Diversity Matters

This isn’t an issue of immortality for all fictional LGBTQ folks. I just don’t want queer folks to die that frequently, you know?

Many in the community do pass away in their early years, and LGBTQ teenagers and young adults face a higher risk of suicide than their peers. Life as a queer individual can be extremely tough, and being queer remains illegal in 76 countries today.

Stories of the prejudice that some LGBTQ folks face daily can be inspirational, and may help others sympathize with their plight. They deserve to be told. In some ways, the participatory nature of video games can even convey the queer community’s hardships in more effective ways than other media.

However, queer stories desperately need more diversity. The arbitrary nature of some of these deaths, like those of Rachel’s and Chloe’s in Life Is Strange, can be immensely frustrating. And these story decisions don’t exist in a vacuum. The death of queer characters is as common as the Wilhelm scream at this point, and often just as distractingly artificial.

That’s why the announcement of Before The Storm filled me with a mixture of dread and giddiness. As a fan of the original, I was thrilled about learning more about Chloe’s formative years, especially what took place in her life during Max’s absence. I was excited to learn more about the enigmatic Rachel, who had had such an impact on her schoolmates’ lives.

But to play this with the knowledge that they will eventually die makes the experience feel so much more dreadful. It is yet another stark reminder of how queerness will almost always result in violent death or suicide in pop culture.

We want to hear about queer couples who overcame countless fears and obstacles together ... without dying from these difficulties in the end.

We want to hear about transgender characters who are accepted for who they are, as they go on to have meaningful, fulfilling lives … without getting shot by a stray bullet. We want to see games that allow gay men of various shapes and sizes to meet and romance one another … without them convulsing and dying from being overwhelmingly gay.

Perhaps Before The Storm will upend this tired trope unexpectedly, and have Chloe and Rachel transform the very fabric of time and reality to transform their death sentences into something more meaningful. Or perhaps nothing will change. This is a prequel, after all.

But after years of watching fictional queers die unfortunate deaths, I’m hoping that the eventual sequel to Life Is Strange, which is currently in development, will feature stories that showcase explicitly queer characters in more uplifting and hopeful scenarios.
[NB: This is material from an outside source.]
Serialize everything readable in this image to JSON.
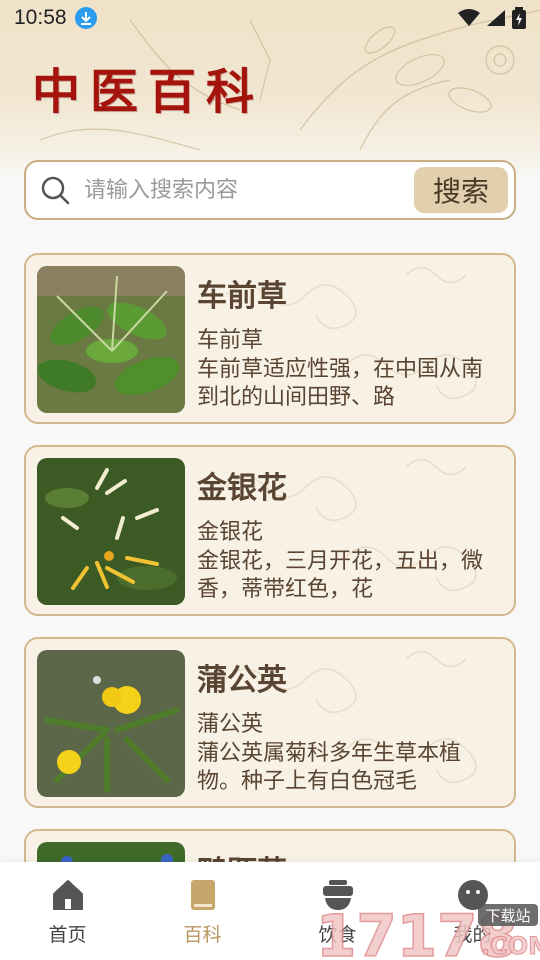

The LGBTQ community needs it, and after decades of being stigmatized I think they deserve it.